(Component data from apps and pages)
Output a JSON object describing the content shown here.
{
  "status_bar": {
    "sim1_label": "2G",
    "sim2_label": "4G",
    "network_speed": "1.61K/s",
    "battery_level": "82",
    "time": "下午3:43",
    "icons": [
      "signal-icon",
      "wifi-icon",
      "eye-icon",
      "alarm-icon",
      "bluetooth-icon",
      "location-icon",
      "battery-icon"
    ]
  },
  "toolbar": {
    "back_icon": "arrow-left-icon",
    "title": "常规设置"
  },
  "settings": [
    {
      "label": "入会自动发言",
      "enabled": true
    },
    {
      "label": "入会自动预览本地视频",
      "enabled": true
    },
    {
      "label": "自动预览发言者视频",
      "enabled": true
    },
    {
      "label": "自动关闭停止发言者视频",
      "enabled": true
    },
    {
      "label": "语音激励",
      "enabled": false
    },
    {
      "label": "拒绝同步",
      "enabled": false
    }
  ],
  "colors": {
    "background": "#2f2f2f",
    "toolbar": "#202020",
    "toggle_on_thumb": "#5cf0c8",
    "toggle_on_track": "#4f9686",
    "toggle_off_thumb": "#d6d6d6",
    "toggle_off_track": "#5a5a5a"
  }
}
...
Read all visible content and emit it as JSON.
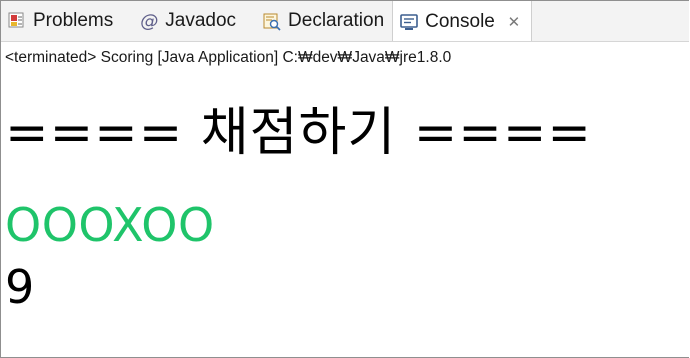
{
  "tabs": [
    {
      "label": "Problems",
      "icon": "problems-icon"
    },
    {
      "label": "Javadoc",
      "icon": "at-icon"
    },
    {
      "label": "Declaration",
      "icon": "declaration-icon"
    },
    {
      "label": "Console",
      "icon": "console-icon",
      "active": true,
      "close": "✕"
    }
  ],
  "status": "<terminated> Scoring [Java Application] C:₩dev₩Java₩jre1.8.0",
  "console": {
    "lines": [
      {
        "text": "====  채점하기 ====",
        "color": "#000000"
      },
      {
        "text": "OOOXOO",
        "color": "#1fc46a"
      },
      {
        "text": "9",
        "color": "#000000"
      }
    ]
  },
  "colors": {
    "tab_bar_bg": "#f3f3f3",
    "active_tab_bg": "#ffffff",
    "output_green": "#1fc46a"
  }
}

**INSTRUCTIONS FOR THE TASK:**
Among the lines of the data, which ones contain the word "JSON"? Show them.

**RESPONSE:**
Output a JSON object describing the content shown here.
Read all visible content and emit it as JSON.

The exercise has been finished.